Unlike lovers of music in other countries, such as the United Kingdom, there are many Americans who strongly believe that Elvis Presley “stole” black music. This is something that so many (mostly white) Americans assert, with all the confidence in the world. And yet, whenever I asked them for evidence to support their claim, they unfailingly failed to produce any. They do not seem to understand that when Elvis did cover versions of original songs sung by Afro-Americans, he paid their record companies the required fees, and the singers themselves received royalties; he never “stole” anything. In fact, he performed a unique service for black music in America because he made it more acceptable to America’s white audiences, so much so that Little Richard, probably the best black Rock and Roll singer in the United States in the 1950s, once stated: “He was an integrator, Elvis was a blessing. They wouldn’t let black music through. He opened the door for black music.”
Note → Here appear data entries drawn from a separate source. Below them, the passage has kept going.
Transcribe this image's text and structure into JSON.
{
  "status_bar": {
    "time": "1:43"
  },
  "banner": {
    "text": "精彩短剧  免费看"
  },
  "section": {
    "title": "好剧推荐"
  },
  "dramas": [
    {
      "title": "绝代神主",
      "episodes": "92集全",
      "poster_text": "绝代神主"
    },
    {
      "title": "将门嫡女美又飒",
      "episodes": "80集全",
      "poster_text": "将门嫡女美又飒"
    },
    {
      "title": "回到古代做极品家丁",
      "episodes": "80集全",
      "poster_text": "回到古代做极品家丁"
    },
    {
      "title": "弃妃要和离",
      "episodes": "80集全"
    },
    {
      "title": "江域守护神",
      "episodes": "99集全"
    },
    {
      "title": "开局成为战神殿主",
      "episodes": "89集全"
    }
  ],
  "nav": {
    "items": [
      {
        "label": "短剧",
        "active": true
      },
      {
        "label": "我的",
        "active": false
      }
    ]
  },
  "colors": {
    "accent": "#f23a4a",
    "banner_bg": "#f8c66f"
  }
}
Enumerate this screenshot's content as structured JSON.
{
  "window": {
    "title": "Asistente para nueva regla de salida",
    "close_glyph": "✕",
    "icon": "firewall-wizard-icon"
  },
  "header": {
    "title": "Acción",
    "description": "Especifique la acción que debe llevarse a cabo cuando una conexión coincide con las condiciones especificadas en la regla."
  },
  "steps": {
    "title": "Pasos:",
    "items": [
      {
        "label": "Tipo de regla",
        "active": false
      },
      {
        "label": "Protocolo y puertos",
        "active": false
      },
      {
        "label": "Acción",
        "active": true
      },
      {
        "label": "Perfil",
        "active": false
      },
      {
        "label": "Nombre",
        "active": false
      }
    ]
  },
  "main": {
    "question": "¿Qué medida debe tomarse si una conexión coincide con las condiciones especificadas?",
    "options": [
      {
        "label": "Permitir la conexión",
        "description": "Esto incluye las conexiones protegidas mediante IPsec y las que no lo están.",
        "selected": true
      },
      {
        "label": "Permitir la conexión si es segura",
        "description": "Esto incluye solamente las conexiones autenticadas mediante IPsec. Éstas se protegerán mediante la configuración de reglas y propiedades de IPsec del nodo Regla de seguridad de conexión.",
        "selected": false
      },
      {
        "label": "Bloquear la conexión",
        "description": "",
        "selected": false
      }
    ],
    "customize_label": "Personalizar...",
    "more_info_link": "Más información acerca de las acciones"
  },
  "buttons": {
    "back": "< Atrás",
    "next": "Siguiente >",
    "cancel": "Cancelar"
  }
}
The American public’s facile opinions become more disturbing when they enter the realm of politics: In 2003, the vast majority (approximately three quarters) of Americans supported the Iraq War. They did so largely because they believed that Iraq was behind the events of 9/11. Moreover, goaded by the Bush Administration, the American public was convinced that Saddam Hussein had weapons of mass destruction and that he was friends with Al-Qaeda. The corollary of this was plain for all to see: The United States was in imminent danger of experiencing another 9/11, only this time with weapons of mass destruction. The bulk of the American population did not know, and probably did not want to know, that Iraq had absolutely nothing to do with 9/11; that Saddam Hussein did not have weapons of mass destruction any longer; and that Iraq was not in bed with Al-Qaeda. It is patently clear that Americans back then could not have been persuaded of those allegations based on evidence simply because no such evidence existed; only hearsay. Nowadays, following the embarrassing failure of the Iraq War on all fronts, Americans almost always fall silent when that particular topic is brought up in conversation; in fact, the mere memory of someone’s support for the Iraq War or- politically- of voting for its authorization in 2003 has now become such an albatross that an individual’s credibility may easily suffer if his or her adversaries bring that to light.
To be continued.